Brief: What lines in the data below mention the string "this"? Copy them out.

(Excerpts from an interface dataset)
********

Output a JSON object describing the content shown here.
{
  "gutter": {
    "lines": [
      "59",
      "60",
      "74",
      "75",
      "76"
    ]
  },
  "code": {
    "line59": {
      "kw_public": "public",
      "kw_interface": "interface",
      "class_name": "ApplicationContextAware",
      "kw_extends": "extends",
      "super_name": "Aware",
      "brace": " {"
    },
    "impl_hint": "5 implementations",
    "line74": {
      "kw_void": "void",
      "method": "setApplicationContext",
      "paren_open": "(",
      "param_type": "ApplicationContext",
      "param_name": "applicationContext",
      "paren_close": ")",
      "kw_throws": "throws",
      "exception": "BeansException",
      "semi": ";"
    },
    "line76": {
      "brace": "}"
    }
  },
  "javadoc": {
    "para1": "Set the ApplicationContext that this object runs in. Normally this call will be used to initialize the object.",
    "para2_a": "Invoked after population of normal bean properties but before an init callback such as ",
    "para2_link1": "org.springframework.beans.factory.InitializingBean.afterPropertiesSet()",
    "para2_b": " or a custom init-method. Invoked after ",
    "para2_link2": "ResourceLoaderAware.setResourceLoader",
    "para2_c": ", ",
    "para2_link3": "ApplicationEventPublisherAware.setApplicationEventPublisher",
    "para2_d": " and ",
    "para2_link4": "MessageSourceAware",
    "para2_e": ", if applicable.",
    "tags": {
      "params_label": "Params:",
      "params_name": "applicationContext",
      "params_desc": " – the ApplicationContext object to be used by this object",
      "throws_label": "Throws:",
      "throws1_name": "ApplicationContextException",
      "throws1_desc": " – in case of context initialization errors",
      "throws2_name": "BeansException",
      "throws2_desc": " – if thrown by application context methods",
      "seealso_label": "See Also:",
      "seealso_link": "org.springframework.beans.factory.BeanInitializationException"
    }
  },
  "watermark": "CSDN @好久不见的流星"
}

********

Result of the task:
    "para1": "Set the ApplicationContext that this object runs in. Normally this call will be used to initialize the object.",
      "params_desc": " – the ApplicationContext object to be used by this object",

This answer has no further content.